Through blind luck – Barnie didn’t know how to stunt drive – he twisted the wheel and the jeep went back on all fours. He hit the gas again, and the jeep gained speed. Checking his watch, he saw the little cartoon mouse pointing at four and five. There’d be just enough time.

Barnie heard his jeep’s fender hit a rock, followed by the gushing sound of fluid pouring out the radiator. “No,” Barnie whined. He kept his sandal on the gas, but about a hundred yards later the engine quit on him. Steam billowed out from under the hood. His jeep rolled on for a few more yards and then stopped in a sandy bank.

With no choice to continue in the jeep, Barnie rummaged around the back seat for a plastic trash bag. He found it in the floorboard, and fished inside for his boots. They were there, along with some water, fresh socks, and a spare t-shirt. Barnie considered putting it on, but the gaudy red and pink Hawaiian shirt he had on was a tad warmer. He grabbed the socks and boots and put them on as fast as he could, then hopped out with the bag slung over his shoulder.

He started on foot, but went back to unclip his map. Barnie looked around a bit, and decided he still might have enough time. If he was right, he was next to the wobbly circle on his map. It had a note just to the right which read: Stop at the arrowhead rock before you hit the fence.

Off to the west, Barnie heard the sound of air raid sirens like in the old 50’s movies.

Barnie kicked off into a light jog. The sun was going to set in an hour or so, and it blurred his vision through his designer sunglasses. That didn’t exactly matter, since he could just follow the sound of the sirens. His destination had to be reasonably close. At least, as long as sound didn’t carry too far out in the middle of a desert nowhere.

Half a mile later, Barnie climbed out of the riverbed and ascended a rise covered by sagebrush that swiped at his calves. The air was a bit dry, so he pulled out a half-liter bottle of water and sucked it down. He looked for a recycling bin, and then started laughing. “Not like anyone’s going to collect out here,” he said to himself. Barnie had the brief urge to just throw the bottle back into the riverbed, but he decided to put it back in the bag.

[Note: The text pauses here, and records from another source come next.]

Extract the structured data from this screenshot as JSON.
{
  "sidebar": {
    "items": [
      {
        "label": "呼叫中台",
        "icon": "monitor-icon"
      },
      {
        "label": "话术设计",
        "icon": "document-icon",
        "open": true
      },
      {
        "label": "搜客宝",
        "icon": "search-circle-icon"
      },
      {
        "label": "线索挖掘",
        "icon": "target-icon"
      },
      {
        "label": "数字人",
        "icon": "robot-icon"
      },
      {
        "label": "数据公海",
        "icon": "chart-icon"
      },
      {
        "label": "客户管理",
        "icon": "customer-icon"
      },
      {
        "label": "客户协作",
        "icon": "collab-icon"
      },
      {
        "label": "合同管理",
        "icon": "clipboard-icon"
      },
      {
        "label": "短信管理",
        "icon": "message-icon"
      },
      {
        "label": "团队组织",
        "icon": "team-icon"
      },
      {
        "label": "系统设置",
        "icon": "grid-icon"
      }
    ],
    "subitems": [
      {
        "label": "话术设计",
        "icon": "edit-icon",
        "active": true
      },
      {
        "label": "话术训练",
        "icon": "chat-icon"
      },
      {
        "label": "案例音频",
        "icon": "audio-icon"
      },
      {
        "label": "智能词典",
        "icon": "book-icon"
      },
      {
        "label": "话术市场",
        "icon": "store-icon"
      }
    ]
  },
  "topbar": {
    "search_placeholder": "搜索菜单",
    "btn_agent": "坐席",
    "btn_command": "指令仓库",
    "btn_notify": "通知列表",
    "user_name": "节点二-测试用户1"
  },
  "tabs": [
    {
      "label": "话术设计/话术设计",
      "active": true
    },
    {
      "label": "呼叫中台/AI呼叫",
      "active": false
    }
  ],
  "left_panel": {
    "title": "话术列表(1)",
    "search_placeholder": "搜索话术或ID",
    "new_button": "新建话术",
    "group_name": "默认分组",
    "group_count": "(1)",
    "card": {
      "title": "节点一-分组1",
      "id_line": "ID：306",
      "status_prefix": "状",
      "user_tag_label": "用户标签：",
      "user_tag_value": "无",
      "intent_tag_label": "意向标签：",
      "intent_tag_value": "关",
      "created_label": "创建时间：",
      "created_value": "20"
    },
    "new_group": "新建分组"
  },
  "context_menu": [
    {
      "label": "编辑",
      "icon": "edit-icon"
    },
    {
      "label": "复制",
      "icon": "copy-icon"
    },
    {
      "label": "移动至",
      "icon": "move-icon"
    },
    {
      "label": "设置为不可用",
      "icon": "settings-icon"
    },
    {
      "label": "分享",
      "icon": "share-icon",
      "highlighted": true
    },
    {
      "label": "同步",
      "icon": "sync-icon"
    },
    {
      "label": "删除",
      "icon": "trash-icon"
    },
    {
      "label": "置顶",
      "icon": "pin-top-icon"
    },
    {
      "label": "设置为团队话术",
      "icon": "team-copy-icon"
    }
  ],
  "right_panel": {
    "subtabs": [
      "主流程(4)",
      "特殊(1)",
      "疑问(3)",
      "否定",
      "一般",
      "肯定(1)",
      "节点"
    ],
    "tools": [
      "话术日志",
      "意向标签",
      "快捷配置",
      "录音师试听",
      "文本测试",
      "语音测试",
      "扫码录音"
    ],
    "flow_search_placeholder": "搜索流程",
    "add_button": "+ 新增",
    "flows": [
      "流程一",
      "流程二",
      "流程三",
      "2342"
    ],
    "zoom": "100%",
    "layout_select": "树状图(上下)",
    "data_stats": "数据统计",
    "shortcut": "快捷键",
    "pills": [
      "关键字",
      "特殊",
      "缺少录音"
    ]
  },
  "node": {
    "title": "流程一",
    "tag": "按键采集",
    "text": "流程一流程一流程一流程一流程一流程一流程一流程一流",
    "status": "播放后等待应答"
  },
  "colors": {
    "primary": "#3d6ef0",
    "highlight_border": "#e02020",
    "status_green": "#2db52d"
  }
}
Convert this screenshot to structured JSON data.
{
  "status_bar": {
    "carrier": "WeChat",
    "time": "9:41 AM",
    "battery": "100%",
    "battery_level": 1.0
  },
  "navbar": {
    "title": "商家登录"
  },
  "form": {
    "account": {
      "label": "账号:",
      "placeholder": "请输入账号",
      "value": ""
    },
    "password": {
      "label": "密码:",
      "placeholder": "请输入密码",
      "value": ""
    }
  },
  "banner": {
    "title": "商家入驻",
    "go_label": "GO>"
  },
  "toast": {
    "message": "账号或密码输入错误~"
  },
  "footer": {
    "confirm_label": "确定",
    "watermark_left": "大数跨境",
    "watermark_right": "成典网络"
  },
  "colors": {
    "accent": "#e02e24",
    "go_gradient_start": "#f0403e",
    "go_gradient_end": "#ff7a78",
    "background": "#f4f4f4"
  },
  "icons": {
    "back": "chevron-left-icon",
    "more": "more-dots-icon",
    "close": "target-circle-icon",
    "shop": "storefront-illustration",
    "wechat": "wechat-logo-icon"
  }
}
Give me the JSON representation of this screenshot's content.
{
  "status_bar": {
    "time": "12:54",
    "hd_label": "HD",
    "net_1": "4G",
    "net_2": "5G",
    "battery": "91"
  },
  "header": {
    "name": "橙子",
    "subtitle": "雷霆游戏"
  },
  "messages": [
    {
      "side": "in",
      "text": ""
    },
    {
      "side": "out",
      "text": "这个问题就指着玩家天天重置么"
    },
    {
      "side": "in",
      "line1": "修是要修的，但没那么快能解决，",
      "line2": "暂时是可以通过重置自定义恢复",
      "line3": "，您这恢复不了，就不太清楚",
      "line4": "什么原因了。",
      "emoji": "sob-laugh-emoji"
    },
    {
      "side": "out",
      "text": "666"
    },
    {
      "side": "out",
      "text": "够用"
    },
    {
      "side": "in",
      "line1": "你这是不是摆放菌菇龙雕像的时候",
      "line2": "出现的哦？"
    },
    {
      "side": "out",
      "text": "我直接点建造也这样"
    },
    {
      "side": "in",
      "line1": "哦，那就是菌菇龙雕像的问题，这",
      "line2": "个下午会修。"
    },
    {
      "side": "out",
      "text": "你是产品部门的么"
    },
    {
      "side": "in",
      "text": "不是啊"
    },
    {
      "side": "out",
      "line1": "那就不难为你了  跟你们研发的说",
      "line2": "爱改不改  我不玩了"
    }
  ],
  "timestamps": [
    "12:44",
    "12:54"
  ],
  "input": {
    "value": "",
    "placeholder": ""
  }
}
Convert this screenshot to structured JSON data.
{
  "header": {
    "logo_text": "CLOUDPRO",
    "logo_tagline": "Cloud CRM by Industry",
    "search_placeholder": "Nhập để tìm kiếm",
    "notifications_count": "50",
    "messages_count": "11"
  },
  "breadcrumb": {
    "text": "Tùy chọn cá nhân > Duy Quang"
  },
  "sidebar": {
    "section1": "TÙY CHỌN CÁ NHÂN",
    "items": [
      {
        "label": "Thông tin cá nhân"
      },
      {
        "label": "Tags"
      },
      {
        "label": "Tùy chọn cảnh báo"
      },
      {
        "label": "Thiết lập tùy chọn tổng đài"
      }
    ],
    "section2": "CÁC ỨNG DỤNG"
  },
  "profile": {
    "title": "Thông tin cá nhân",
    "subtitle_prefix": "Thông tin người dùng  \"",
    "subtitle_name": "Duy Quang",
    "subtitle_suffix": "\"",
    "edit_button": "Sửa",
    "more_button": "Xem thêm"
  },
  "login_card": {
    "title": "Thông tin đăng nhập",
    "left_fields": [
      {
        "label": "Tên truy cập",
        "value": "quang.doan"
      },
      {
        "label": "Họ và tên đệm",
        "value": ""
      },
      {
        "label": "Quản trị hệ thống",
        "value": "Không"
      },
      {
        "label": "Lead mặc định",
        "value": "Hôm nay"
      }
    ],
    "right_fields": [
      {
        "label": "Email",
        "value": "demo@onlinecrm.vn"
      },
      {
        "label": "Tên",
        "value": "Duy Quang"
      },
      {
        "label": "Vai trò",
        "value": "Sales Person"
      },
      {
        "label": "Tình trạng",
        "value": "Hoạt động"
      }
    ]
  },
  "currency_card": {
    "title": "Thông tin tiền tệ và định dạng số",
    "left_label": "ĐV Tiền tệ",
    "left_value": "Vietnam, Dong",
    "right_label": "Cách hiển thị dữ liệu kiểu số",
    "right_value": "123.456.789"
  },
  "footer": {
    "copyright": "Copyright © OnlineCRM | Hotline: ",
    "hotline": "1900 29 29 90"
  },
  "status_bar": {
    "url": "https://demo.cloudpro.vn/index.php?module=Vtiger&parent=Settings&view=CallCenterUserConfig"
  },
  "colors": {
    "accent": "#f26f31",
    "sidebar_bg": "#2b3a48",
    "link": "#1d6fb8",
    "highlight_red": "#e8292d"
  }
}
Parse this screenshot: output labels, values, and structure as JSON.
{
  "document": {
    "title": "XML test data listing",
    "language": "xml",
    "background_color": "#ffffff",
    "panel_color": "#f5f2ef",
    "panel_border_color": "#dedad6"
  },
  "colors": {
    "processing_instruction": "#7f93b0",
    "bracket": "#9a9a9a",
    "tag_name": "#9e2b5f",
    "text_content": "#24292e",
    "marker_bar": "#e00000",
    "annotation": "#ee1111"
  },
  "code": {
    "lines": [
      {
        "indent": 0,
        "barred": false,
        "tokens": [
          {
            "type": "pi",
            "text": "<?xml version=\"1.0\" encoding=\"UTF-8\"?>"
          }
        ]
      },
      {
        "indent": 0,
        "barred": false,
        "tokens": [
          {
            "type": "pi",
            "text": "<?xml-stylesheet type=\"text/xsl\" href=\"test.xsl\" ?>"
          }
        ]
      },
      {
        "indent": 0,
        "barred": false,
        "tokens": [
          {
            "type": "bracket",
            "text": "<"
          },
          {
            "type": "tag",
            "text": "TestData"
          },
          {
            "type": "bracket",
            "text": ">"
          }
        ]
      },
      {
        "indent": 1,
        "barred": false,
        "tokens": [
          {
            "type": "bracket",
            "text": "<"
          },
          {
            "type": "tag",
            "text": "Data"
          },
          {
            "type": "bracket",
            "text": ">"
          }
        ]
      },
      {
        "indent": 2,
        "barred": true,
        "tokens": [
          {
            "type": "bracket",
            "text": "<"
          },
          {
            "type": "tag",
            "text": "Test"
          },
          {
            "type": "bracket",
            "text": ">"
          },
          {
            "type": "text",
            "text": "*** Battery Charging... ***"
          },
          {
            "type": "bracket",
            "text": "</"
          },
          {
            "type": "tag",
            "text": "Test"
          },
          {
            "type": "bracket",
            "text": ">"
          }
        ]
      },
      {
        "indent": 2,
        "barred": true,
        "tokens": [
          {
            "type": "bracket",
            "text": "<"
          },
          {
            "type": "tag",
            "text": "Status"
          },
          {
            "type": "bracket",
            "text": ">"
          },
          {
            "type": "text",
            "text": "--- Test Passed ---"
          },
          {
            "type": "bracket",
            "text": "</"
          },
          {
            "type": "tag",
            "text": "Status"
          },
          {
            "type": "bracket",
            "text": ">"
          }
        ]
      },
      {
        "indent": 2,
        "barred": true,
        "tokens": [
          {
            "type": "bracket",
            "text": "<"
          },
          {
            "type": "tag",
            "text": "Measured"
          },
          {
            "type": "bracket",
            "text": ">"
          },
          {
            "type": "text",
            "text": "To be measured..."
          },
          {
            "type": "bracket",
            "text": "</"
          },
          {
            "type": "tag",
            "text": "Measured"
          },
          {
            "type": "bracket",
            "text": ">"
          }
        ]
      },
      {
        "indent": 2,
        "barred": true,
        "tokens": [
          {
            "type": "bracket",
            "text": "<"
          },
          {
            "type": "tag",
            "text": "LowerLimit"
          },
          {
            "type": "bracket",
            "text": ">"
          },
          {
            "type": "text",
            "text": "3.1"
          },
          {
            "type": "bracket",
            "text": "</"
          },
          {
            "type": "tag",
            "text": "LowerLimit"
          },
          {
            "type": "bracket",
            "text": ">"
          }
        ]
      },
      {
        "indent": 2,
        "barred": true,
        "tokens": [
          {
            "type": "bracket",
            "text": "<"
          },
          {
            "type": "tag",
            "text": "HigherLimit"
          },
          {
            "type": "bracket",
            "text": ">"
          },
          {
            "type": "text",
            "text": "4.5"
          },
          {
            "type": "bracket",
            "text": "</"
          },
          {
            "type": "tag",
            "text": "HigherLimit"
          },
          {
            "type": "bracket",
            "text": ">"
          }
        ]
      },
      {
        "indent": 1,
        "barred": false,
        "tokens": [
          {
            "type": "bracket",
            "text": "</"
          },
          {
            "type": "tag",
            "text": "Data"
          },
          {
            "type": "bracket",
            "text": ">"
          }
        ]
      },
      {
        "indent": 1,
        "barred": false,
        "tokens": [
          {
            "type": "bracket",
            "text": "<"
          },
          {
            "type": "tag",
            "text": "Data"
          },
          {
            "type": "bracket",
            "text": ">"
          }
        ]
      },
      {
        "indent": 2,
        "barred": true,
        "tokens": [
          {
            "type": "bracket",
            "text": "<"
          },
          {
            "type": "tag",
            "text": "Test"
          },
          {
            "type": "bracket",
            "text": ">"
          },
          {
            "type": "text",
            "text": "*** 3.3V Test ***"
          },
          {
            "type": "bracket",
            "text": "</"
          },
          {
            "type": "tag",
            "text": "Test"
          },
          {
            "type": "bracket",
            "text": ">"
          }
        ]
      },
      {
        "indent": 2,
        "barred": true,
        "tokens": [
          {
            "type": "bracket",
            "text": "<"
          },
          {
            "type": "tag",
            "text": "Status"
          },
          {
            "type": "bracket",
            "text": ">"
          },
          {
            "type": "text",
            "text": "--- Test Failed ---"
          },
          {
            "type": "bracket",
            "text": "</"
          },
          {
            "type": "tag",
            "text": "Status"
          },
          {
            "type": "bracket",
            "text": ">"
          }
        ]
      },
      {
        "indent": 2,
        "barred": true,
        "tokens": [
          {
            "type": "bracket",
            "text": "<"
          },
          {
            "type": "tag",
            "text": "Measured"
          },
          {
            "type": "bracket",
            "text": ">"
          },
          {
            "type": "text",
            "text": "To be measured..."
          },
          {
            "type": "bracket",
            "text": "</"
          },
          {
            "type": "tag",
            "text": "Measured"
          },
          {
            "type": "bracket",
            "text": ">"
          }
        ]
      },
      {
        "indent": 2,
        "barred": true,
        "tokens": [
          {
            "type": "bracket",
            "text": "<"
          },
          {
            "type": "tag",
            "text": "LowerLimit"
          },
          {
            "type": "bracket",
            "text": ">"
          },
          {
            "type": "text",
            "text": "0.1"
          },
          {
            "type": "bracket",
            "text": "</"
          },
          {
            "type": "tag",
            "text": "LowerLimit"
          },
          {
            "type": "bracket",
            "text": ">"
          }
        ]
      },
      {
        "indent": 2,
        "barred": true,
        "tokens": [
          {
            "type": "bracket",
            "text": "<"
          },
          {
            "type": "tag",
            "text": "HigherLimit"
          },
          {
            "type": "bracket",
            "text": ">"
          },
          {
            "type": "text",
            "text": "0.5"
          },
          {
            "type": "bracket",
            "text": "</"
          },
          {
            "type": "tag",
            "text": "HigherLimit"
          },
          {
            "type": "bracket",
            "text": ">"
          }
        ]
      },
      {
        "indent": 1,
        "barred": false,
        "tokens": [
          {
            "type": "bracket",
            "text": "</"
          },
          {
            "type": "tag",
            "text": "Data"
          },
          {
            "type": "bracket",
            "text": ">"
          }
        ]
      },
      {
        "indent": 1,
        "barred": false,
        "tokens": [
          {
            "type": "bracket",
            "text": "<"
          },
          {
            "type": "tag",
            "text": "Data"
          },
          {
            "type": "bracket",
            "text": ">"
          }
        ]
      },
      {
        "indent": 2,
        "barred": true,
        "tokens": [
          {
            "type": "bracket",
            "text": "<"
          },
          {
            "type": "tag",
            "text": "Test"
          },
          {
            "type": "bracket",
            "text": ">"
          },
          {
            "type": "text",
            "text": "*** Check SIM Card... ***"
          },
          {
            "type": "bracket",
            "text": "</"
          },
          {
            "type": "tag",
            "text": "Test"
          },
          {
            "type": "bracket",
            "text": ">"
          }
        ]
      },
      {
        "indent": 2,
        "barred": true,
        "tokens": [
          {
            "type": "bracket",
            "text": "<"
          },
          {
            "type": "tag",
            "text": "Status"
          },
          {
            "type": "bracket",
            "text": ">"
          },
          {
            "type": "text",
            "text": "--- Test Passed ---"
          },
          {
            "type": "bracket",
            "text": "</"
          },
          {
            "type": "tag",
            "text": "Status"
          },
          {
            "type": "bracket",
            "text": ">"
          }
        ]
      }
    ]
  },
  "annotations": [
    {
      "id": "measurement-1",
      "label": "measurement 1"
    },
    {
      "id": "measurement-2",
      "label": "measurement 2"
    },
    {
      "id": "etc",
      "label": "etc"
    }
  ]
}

Then, when he held his arm up against the sun to get his bearings, Barnie saw a pointed rock just in his path. Marching up to it, he saw that up close it looked just like an old arrowhead he’d find in his backyard growing up. “You got to be kidding me,” he breathed. A couple steps to the left, and Barnie saw a crack in the bottom of the rock, along with a note painted in yellow spray paint. It read: Go this way. There was an arrow pointing off to the west. The little dot over the “i” was in the shape of a heart.

Down in the fissure, Barnie pulled out a plastic shopping bag they gave out at most convenience stores. It had one of those stupid smiley face logos along with “HAVE A NICE DAY” written three times. Barnie thought it was a sick joke, but he reached in and pulled out something he’d been promised. In small yellow envelope inside, there was a security card, small wire cutters, and a ring of keys with labels on them.

Everything he’d need to get into a high security army base.

The air raid sirens blared their warnings again, and Barnie stuffed the contents back into the envelope. He held up his arm and looked off in the direction of the arrow on the rock. About a mile away, he saw a chain link fence with old barbed wire coiled over the top. It was exactly where he was promised it would be. And if the person who told him about the place was right, it was the place where he had a last chance to stop the world from ending.